The efficacy of the nonoperative and operative approaches to Achilles tendon rapture has been debated in the literature. In addition, there is little consensus regarding postoperative immobilization with regard to immobilization type, casting position, cast time, and weight-bearing progression. The rehabilitation of the surgically repaired Achilles tendon has not been well described in the literature. The epidemiology and biomechanics of Achilles tendon rupture as well as splint fabrication and rehabilitation protocol for the surgically repaired Achilles tendon in two patients will be presented.
Federico Morelli, Andrea Ferretti, Fabio Conteduca, Francesca Nanni, Lucilla Monteleone and Marco Valente
The purpose of this study was to develop a new device, which represents a modification of the Cryo-Jaw described by Riemersa and Schamhardt and modified by Hamner et al., for in vitro biomechanical testing of tendons which allows the lower clamp to move in every direction and thus simulate a pathological dislocation of the knee. Tendons are fixed to the device by freezing the clamped part with dry ice. After fixation of their free ends, the lower clamp was rotated 45°, translated 1 cm, and angled 40° to simulate a knee sprain. Various configurations of bundles were tested: parallel, twisted, and braided. Tests were performed on 10 paired bovine bifurcated digital extensor tendons and 6 paired human hamstring tendons. Grafts were then tested to failure subjected to impulsive load, using a servohydraulic machine. The highest ultimate load recorded for parallel bundles was 4662 ± 565.71 N for bovine bifurcated digital extensor tendons, and 3057 ± 475.44 N for human hamstring tendons. In any case, the tendons ruptured midway, well clear of the frozen part; in no case was slippage of the tendons observed. Thus the device proposed allows one to test what happens to the graft of an ACL reconstructed knee during physiological and pathological movements because it can be easily displaced in every direction.

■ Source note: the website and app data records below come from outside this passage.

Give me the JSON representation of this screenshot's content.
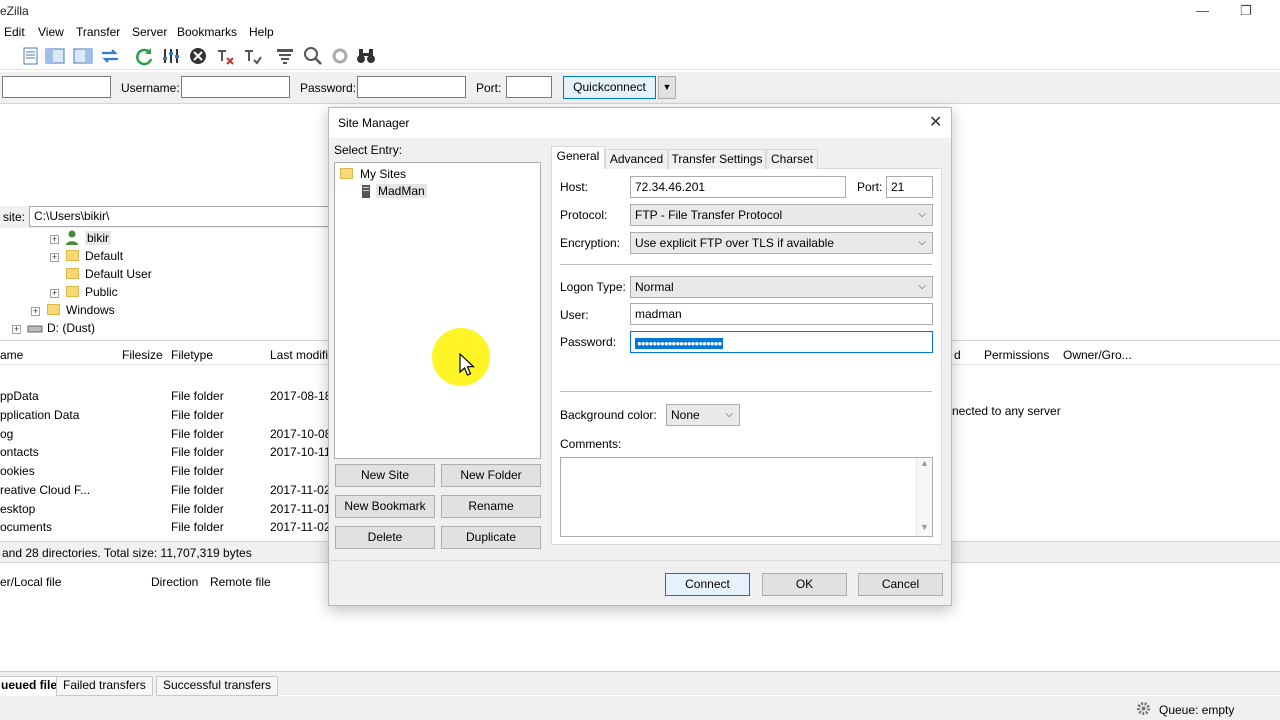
{
  "window": {
    "title": "eZilla"
  },
  "menu": [
    "Edit",
    "View",
    "Transfer",
    "Server",
    "Bookmarks",
    "Help"
  ],
  "quickconnect": {
    "username_label": "Username:",
    "password_label": "Password:",
    "port_label": "Port:",
    "button": "Quickconnect"
  },
  "local": {
    "site_label": "site:",
    "path": "C:\\Users\\bikir\\",
    "tree": [
      "bikir",
      "Default",
      "Default User",
      "Public",
      "Windows",
      "D: (Dust)"
    ],
    "columns": [
      "ame",
      "Filesize",
      "Filetype",
      "Last modifi"
    ],
    "rows": [
      {
        "name": "ppData",
        "type": "File folder",
        "date": "2017-08-18"
      },
      {
        "name": "pplication Data",
        "type": "File folder",
        "date": ""
      },
      {
        "name": "og",
        "type": "File folder",
        "date": "2017-10-08"
      },
      {
        "name": "ontacts",
        "type": "File folder",
        "date": "2017-10-11"
      },
      {
        "name": "ookies",
        "type": "File folder",
        "date": ""
      },
      {
        "name": "reative Cloud F...",
        "type": "File folder",
        "date": "2017-11-02"
      },
      {
        "name": "esktop",
        "type": "File folder",
        "date": "2017-11-01"
      },
      {
        "name": "ocuments",
        "type": "File folder",
        "date": "2017-11-02"
      }
    ],
    "status": "and 28 directories. Total size: 11,707,319 bytes"
  },
  "remote": {
    "columns": [
      "d",
      "Permissions",
      "Owner/Gro..."
    ],
    "message": "nected to any server"
  },
  "queue": {
    "columns": [
      "er/Local file",
      "Direction",
      "Remote file"
    ],
    "tabs": [
      "ueued files",
      "Failed transfers",
      "Successful transfers"
    ],
    "status": "Queue: empty"
  },
  "dialog": {
    "title": "Site Manager",
    "select_entry": "Select Entry:",
    "tree_root": "My Sites",
    "tree_child": "MadMan",
    "buttons": {
      "new_site": "New Site",
      "new_folder": "New Folder",
      "new_bookmark": "New Bookmark",
      "rename": "Rename",
      "delete": "Delete",
      "duplicate": "Duplicate",
      "connect": "Connect",
      "ok": "OK",
      "cancel": "Cancel"
    },
    "tabs": [
      "General",
      "Advanced",
      "Transfer Settings",
      "Charset"
    ],
    "host_label": "Host:",
    "host": "72.34.46.201",
    "port_label": "Port:",
    "port": "21",
    "protocol_label": "Protocol:",
    "protocol": "FTP - File Transfer Protocol",
    "encryption_label": "Encryption:",
    "encryption": "Use explicit FTP over TLS if available",
    "logon_label": "Logon Type:",
    "logon": "Normal",
    "user_label": "User:",
    "user": "madman",
    "password_label": "Password:",
    "password": "●●●●●●●●●●●●●●●●●●●●●●",
    "bgcolor_label": "Background color:",
    "bgcolor": "None",
    "comments_label": "Comments:"
  }
}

Eric Winters, Steven Doty and Sean Newell
To explore changes in bovine Achilles-tendon elasticity relative to 3 thermal conditions.
Design and Setting:
Posttest-only design with assignment by convenience. Manufactured-apparatus-clamped excised tendon, delivered tensile stress, and provided strain measures. Stress was increased at 1-minute intervals. Strain was observed for each level of stress. Before testing, cold-group tendons were submerged in cold water for 20 minutes. Heat-group tendons were tested in the presence of an ultraviolet lamp. A third group of tendons was tested at room temperature.
Frozen bovine Achilles tendons provided by a meat-rendering factory and segmented into 3 longitudinal strips.
Stress and strain were sequentially measured. Elastic region was identified, elastic-region Young's modulus determined, and elastic limit calculated.
Young's modulus for cold was 0.956 gigapascal (GPa; ± 0.0621); room temperature, 0.753 GPa (± 0.0624); and heat group, 0.487 GPa (± 0.0407). Significant differences were identified between each of the 3 conditions.
A direct relationship was observed between imposed thermal energy and tendon elasticity. Thermal energy does not affect the elastic limit.